What the task requires:
Go through the records and give each one again exactly.

Materials provided:

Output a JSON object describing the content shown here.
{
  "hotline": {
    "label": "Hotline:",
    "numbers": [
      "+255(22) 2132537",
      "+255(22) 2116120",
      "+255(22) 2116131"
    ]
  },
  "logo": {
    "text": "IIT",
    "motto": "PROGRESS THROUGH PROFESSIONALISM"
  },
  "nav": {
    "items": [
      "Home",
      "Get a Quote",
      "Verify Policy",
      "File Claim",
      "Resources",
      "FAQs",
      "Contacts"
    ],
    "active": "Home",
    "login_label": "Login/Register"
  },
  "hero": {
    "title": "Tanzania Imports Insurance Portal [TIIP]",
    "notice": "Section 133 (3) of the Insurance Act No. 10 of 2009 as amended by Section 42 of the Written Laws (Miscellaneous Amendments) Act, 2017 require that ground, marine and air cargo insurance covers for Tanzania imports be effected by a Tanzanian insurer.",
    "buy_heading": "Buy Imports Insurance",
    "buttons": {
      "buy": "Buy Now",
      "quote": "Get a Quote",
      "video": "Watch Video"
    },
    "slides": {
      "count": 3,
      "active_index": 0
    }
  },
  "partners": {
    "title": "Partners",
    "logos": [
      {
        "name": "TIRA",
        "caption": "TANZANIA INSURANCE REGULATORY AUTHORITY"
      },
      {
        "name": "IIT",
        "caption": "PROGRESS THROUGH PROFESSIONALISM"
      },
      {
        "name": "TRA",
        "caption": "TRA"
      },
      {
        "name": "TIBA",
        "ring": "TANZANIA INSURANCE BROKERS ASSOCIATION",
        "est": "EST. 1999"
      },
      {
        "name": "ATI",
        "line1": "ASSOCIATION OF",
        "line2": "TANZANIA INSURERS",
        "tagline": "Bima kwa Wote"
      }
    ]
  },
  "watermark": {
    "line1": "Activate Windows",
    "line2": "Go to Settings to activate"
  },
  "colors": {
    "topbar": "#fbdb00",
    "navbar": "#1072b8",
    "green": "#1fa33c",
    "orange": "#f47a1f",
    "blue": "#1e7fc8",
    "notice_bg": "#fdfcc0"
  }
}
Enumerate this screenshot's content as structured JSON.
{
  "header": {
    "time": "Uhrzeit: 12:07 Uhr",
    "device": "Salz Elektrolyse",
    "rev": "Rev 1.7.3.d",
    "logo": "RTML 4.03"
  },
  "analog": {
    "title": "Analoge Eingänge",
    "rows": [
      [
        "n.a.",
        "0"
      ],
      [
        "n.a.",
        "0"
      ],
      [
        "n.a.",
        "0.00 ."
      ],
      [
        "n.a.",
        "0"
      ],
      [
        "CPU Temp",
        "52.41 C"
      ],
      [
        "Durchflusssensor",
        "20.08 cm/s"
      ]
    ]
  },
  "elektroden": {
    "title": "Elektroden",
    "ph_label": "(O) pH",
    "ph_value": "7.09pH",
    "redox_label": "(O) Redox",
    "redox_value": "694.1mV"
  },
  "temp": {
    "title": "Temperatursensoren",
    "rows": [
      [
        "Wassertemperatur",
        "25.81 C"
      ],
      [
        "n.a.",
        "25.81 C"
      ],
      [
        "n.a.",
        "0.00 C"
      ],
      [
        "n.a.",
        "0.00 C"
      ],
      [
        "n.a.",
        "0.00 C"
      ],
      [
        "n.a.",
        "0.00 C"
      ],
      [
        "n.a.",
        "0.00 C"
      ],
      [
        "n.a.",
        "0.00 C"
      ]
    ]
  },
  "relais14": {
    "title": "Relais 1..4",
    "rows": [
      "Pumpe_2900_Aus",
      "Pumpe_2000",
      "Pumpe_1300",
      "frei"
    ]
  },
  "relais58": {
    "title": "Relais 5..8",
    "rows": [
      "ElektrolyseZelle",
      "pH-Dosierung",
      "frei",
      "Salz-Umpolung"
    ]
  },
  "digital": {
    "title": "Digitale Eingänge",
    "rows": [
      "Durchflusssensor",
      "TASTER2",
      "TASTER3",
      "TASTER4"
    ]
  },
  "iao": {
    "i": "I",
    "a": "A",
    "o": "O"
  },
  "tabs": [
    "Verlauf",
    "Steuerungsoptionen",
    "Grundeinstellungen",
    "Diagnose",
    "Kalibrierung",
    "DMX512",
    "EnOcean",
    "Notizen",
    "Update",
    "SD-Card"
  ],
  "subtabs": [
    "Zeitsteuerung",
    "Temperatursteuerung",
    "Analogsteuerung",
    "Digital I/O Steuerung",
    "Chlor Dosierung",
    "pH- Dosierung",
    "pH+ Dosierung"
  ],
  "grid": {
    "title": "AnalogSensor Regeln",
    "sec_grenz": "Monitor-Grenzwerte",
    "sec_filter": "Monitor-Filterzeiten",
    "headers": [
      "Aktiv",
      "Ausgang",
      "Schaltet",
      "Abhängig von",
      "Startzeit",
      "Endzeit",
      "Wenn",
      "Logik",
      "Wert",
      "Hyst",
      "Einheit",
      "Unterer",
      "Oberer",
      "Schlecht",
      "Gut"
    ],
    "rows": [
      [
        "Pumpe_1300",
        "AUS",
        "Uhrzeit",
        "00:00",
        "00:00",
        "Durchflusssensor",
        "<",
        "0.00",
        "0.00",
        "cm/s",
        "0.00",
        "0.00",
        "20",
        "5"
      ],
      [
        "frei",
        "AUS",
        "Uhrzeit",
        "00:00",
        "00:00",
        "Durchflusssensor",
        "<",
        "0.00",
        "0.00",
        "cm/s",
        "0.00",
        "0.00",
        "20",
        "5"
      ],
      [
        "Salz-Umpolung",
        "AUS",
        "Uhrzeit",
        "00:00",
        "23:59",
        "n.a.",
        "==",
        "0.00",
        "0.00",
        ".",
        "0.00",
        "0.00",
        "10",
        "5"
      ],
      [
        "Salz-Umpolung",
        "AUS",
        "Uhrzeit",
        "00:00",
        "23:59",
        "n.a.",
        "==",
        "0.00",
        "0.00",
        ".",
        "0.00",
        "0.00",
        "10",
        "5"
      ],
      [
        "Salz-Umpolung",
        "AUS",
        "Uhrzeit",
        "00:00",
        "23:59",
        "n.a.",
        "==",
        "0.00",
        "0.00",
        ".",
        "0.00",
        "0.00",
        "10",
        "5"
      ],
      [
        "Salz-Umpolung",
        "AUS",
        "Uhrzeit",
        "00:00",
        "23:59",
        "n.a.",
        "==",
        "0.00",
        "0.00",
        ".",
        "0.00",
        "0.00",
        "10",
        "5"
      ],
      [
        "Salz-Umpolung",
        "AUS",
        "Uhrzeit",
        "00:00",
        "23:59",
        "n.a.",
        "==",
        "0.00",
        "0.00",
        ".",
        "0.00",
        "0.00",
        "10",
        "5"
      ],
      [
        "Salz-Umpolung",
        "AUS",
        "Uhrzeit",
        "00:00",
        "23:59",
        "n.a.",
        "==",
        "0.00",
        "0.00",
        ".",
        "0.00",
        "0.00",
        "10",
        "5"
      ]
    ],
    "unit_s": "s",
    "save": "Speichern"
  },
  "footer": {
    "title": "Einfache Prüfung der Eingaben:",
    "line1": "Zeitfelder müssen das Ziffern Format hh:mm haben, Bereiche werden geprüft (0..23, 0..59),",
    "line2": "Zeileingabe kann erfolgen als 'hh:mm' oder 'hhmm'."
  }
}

Output of the exercise:
Output a JSON object describing the content shown here.
{
  "hotline": {
    "label": "Hotline:",
    "numbers": [
      "+255(22) 2132537",
      "+255(22) 2116120",
      "+255(22) 2116131"
    ]
  },
  "logo": {
    "text": "IIT",
    "motto": "PROGRESS THROUGH PROFESSIONALISM"
  },
  "nav": {
    "items": [
      "Home",
      "Get a Quote",
      "Verify Policy",
      "File Claim",
      "Resources",
      "FAQs",
      "Contacts"
    ],
    "active": "Home",
    "login_label": "Login/Register"
  },
  "hero": {
    "title": "Tanzania Imports Insurance Portal [TIIP]",
    "notice": "Section 133 (3) of the Insurance Act No. 10 of 2009 as amended by Section 42 of the Written Laws (Miscellaneous Amendments) Act, 2017 require that ground, marine and air cargo insurance covers for Tanzania imports be effected by a Tanzanian insurer.",
    "buy_heading": "Buy Imports Insurance",
    "buttons": {
      "buy": "Buy Now",
      "quote": "Get a Quote",
      "video": "Watch Video"
    },
    "slides": {
      "count": 3,
      "active_index": 0
    }
  },
  "partners": {
    "title": "Partners",
    "logos": [
      {
        "name": "TIRA",
        "caption": "TANZANIA INSURANCE REGULATORY AUTHORITY"
      },
      {
        "name": "IIT",
        "caption": "PROGRESS THROUGH PROFESSIONALISM"
      },
      {
        "name": "TRA",
        "caption": "TRA"
      },
      {
        "name": "TIBA",
        "ring": "TANZANIA INSURANCE BROKERS ASSOCIATION",
        "est": "EST. 1999"
      },
      {
        "name": "ATI",
        "line1": "ASSOCIATION OF",
        "line2": "TANZANIA INSURERS",
        "tagline": "Bima kwa Wote"
      }
    ]
  },
  "watermark": {
    "line1": "Activate Windows",
    "line2": "Go to Settings to activate"
  },
  "colors": {
    "topbar": "#fbdb00",
    "navbar": "#1072b8",
    "green": "#1fa33c",
    "orange": "#f47a1f",
    "blue": "#1e7fc8",
    "notice_bg": "#fdfcc0"
  }
}
Enumerate this screenshot's content as structured JSON.
{
  "header": {
    "time": "Uhrzeit: 12:07 Uhr",
    "device": "Salz Elektrolyse",
    "rev": "Rev 1.7.3.d",
    "logo": "RTML 4.03"
  },
  "analog": {
    "title": "Analoge Eingänge",
    "rows": [
      [
        "n.a.",
        "0"
      ],
      [
        "n.a.",
        "0"
      ],
      [
        "n.a.",
        "0.00 ."
      ],
      [
        "n.a.",
        "0"
      ],
      [
        "CPU Temp",
        "52.41 C"
      ],
      [
        "Durchflusssensor",
        "20.08 cm/s"
      ]
    ]
  },
  "elektroden": {
    "title": "Elektroden",
    "ph_label": "(O) pH",
    "ph_value": "7.09pH",
    "redox_label": "(O) Redox",
    "redox_value": "694.1mV"
  },
  "temp": {
    "title": "Temperatursensoren",
    "rows": [
      [
        "Wassertemperatur",
        "25.81 C"
      ],
      [
        "n.a.",
        "25.81 C"
      ],
      [
        "n.a.",
        "0.00 C"
      ],
      [
        "n.a.",
        "0.00 C"
      ],
      [
        "n.a.",
        "0.00 C"
      ],
      [
        "n.a.",
        "0.00 C"
      ],
      [
        "n.a.",
        "0.00 C"
      ],
      [
        "n.a.",
        "0.00 C"
      ]
    ]
  },
  "relais14": {
    "title": "Relais 1..4",
    "rows": [
      "Pumpe_2900_Aus",
      "Pumpe_2000",
      "Pumpe_1300",
      "frei"
    ]
  },
  "relais58": {
    "title": "Relais 5..8",
    "rows": [
      "ElektrolyseZelle",
      "pH-Dosierung",
      "frei",
      "Salz-Umpolung"
    ]
  },
  "digital": {
    "title": "Digitale Eingänge",
    "rows": [
      "Durchflusssensor",
      "TASTER2",
      "TASTER3",
      "TASTER4"
    ]
  },
  "iao": {
    "i": "I",
    "a": "A",
    "o": "O"
  },
  "tabs": [
    "Verlauf",
    "Steuerungsoptionen",
    "Grundeinstellungen",
    "Diagnose",
    "Kalibrierung",
    "DMX512",
    "EnOcean",
    "Notizen",
    "Update",
    "SD-Card"
  ],
  "subtabs": [
    "Zeitsteuerung",
    "Temperatursteuerung",
    "Analogsteuerung",
    "Digital I/O Steuerung",
    "Chlor Dosierung",
    "pH- Dosierung",
    "pH+ Dosierung"
  ],
  "grid": {
    "title": "AnalogSensor Regeln",
    "sec_grenz": "Monitor-Grenzwerte",
    "sec_filter": "Monitor-Filterzeiten",
    "headers": [
      "Aktiv",
      "Ausgang",
      "Schaltet",
      "Abhängig von",
      "Startzeit",
      "Endzeit",
      "Wenn",
      "Logik",
      "Wert",
      "Hyst",
      "Einheit",
      "Unterer",
      "Oberer",
      "Schlecht",
      "Gut"
    ],
    "rows": [
      [
        "Pumpe_1300",
        "AUS",
        "Uhrzeit",
        "00:00",
        "00:00",
        "Durchflusssensor",
        "<",
        "0.00",
        "0.00",
        "cm/s",
        "0.00",
        "0.00",
        "20",
        "5"
      ],
      [
        "frei",
        "AUS",
        "Uhrzeit",
        "00:00",
        "00:00",
        "Durchflusssensor",
        "<",
        "0.00",
        "0.00",
        "cm/s",
        "0.00",
        "0.00",
        "20",
        "5"
      ],
      [
        "Salz-Umpolung",
        "AUS",
        "Uhrzeit",
        "00:00",
        "23:59",
        "n.a.",
        "==",
        "0.00",
        "0.00",
        ".",
        "0.00",
        "0.00",
        "10",
        "5"
      ],
      [
        "Salz-Umpolung",
        "AUS",
        "Uhrzeit",
        "00:00",
        "23:59",
        "n.a.",
        "==",
        "0.00",
        "0.00",
        ".",
        "0.00",
        "0.00",
        "10",
        "5"
      ],
      [
        "Salz-Umpolung",
        "AUS",
        "Uhrzeit",
        "00:00",
        "23:59",
        "n.a.",
        "==",
        "0.00",
        "0.00",
        ".",
        "0.00",
        "0.00",
        "10",
        "5"
      ],
      [
        "Salz-Umpolung",
        "AUS",
        "Uhrzeit",
        "00:00",
        "23:59",
        "n.a.",
        "==",
        "0.00",
        "0.00",
        ".",
        "0.00",
        "0.00",
        "10",
        "5"
      ],
      [
        "Salz-Umpolung",
        "AUS",
        "Uhrzeit",
        "00:00",
        "23:59",
        "n.a.",
        "==",
        "0.00",
        "0.00",
        ".",
        "0.00",
        "0.00",
        "10",
        "5"
      ],
      [
        "Salz-Umpolung",
        "AUS",
        "Uhrzeit",
        "00:00",
        "23:59",
        "n.a.",
        "==",
        "0.00",
        "0.00",
        ".",
        "0.00",
        "0.00",
        "10",
        "5"
      ]
    ],
    "unit_s": "s",
    "save": "Speichern"
  },
  "footer": {
    "title": "Einfache Prüfung der Eingaben:",
    "line1": "Zeitfelder müssen das Ziffern Format hh:mm haben, Bereiche werden geprüft (0..23, 0..59),",
    "line2": "Zeileingabe kann erfolgen als 'hh:mm' oder 'hhmm'."
  }
}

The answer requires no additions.